Sweet corn 9,000 years ago was a thousand times smaller, and barely edible, tasting more like a raw dried potato than corn, with only a few hard kernels per ear.

When you trace back the history of fruits and vegetables, you not only see many changes taking place through human intervention, but also many rituals, beliefs, and superstitions along the way. Take the mighty onion, for example. Did you know that Greek athletes in the Ancient Olympic Games would eat pounds of raw onion, drink the juice of onions, and rub onions all over their bodies before competing?

Roman generals believed garlic gave soldiers courage and strength, so they planted whole fields of it in areas they conquered, believing this transferred bravery to the armies. According to ancient Egyptian records, the Pharaoh gave the Egyptian slaves who built the pyramids garlic daily, along with their meager rations of beer and flat bread, as a means to increase strength and endurance. By today’s standards, it is believed it cost the Pharaoh two million dollars to keep the slaves supplied with garlic.

The Aztecs domesticated tomatoes around 500 BC, but they were not introduced to Italy until the 16th century. Even then, it took Italians another 250 years to embrace the tomato, as this member of the nightshade family was – understandably – feared to be poisonous. Can you imagine your pizzas and spaghetti without marinara?

Cucumbers originated in India, where their domestication started more than 4,000 years ago. They were traded to the Middle East and Europe about 3,000 years ago, and were even mentioned in the Epic of Gilgamesh. In Ancient Rome, Emperor Tiberius, who reigned briefly from 14 to 16 AD, demanded that he be served cucumbers daily. In the winter, his gardeners had to grow cucumbers in mobile wooden frames to protect the plants and expose them to the sun.
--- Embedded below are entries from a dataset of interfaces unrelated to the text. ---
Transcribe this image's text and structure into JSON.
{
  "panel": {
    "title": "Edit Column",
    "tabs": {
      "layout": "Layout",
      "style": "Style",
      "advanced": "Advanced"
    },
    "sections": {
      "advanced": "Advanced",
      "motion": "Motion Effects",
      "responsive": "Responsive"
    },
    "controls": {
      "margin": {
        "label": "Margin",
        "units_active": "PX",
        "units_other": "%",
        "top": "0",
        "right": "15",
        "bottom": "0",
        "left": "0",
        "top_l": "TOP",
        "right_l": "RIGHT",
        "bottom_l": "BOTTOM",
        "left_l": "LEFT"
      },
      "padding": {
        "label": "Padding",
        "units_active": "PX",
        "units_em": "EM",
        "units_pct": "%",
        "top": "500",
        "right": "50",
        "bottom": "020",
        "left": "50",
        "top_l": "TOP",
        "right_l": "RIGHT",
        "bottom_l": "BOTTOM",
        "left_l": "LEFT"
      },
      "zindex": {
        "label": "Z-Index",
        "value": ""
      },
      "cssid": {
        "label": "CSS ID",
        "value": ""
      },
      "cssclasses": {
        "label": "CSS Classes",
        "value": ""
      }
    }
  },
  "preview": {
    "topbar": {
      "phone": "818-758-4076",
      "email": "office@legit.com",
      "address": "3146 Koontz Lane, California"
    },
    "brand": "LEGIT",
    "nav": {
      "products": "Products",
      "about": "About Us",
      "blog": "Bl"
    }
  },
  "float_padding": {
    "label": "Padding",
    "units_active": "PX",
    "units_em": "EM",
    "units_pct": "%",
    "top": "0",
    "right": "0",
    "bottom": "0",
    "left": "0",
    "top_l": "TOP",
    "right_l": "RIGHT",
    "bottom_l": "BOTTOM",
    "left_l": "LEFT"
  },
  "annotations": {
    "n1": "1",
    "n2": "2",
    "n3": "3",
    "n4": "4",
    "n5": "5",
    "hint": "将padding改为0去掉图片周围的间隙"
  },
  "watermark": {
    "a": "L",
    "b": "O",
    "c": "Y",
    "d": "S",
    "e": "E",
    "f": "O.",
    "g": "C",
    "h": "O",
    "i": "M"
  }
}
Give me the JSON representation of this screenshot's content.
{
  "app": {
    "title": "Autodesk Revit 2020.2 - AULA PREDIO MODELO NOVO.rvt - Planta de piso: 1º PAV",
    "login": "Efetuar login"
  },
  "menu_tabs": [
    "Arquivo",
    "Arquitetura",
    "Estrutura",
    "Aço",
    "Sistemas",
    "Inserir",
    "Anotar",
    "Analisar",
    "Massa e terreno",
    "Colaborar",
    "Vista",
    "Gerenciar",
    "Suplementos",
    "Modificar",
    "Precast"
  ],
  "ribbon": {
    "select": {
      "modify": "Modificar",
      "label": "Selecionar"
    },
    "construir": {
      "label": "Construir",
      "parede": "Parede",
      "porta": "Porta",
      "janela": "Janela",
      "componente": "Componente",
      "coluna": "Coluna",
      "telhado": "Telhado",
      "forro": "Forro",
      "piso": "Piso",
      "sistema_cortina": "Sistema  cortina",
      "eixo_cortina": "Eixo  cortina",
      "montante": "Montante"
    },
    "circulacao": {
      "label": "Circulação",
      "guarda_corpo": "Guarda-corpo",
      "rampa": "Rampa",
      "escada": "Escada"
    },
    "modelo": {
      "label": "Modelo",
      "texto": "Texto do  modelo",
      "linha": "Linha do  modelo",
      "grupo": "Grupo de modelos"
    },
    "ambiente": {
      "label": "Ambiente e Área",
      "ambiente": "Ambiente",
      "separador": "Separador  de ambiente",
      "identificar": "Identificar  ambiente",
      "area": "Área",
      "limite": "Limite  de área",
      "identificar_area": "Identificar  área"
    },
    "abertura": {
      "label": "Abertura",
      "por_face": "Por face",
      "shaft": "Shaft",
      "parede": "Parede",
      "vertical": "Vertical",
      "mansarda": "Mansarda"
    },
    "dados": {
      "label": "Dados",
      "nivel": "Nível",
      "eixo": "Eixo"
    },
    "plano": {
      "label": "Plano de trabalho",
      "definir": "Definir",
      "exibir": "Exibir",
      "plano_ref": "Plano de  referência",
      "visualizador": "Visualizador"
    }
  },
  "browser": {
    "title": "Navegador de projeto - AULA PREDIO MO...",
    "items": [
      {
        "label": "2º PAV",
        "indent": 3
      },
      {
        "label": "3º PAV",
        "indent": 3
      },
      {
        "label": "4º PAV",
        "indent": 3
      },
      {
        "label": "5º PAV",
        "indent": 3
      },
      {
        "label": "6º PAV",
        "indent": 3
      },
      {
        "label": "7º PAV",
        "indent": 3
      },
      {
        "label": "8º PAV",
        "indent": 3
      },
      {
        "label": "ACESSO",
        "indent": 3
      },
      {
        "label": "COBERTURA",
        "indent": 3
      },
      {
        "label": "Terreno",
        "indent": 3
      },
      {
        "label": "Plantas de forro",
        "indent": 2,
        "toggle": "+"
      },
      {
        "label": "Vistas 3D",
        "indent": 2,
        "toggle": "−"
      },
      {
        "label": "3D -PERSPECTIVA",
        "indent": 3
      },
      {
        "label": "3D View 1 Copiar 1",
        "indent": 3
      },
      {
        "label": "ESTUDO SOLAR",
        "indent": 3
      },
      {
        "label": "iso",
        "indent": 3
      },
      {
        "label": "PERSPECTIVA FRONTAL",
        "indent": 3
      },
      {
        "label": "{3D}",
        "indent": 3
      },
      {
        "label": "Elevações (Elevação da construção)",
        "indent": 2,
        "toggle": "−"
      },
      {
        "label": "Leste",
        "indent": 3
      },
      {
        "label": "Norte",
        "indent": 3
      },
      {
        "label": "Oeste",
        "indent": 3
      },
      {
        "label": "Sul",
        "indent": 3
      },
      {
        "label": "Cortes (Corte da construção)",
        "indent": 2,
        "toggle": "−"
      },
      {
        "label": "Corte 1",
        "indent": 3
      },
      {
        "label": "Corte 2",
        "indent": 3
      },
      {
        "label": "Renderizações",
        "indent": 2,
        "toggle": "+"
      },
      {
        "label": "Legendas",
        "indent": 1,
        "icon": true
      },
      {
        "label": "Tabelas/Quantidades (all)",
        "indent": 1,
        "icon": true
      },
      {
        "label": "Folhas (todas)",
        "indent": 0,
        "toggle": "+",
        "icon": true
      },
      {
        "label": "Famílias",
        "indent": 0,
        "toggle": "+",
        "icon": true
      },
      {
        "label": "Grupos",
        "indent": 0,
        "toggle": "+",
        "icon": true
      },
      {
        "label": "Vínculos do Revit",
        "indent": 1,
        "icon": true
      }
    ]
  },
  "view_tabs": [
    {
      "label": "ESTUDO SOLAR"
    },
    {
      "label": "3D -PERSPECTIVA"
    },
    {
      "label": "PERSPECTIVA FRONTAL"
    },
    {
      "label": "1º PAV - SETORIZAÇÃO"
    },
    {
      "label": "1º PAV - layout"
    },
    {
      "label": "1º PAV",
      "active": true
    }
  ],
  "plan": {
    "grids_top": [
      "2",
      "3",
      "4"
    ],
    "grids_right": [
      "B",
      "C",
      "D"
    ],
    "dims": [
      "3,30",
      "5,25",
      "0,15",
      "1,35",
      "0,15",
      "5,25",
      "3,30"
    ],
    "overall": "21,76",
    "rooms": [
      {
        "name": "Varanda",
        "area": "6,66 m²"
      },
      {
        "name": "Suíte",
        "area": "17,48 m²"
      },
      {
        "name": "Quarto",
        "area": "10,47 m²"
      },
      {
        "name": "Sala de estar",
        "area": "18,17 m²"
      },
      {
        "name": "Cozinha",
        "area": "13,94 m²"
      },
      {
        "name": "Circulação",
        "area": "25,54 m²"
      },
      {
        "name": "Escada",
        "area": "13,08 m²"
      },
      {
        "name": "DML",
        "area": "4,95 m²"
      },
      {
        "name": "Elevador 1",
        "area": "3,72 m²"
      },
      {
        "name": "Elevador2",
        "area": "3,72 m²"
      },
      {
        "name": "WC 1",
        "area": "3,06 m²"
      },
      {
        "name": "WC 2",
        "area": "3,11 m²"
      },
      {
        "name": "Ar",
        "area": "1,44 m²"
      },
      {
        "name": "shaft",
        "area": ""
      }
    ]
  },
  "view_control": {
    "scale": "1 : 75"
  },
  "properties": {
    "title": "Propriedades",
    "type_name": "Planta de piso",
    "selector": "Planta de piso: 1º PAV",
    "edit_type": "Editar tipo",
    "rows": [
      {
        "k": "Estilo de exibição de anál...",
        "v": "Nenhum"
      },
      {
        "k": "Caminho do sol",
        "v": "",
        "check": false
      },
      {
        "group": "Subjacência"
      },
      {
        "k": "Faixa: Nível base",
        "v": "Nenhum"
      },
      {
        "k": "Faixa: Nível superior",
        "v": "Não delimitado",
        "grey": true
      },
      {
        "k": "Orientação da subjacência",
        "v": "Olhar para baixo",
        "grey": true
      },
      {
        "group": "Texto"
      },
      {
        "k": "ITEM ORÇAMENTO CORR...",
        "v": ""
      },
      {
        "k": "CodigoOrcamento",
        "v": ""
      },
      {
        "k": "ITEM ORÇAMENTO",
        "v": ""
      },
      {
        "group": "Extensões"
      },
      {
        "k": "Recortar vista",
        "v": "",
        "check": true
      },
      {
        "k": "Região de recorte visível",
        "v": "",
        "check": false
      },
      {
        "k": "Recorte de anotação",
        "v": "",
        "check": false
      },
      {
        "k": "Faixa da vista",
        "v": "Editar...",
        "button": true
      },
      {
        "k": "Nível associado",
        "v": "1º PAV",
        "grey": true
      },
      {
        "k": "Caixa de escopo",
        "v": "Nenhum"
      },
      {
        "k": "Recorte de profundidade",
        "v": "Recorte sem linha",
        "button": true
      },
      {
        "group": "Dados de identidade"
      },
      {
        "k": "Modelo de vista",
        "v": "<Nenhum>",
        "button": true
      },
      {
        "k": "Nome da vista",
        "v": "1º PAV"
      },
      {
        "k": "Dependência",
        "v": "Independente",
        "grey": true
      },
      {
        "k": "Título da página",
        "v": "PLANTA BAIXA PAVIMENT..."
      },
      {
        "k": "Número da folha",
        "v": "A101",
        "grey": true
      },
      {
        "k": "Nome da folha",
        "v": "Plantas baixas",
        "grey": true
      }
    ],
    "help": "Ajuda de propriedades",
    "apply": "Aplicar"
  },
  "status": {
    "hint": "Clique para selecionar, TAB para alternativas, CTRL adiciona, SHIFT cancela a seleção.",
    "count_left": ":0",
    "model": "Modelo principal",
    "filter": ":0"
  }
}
So the next time you enjoy the crunch of a bright orange carrot, sink your teeth into a chunk of hot garlic bread, or nurture your prized heirloom tomatoes, reflect back on just what it took our ancestors to get to the fruits and vegetables we relish today.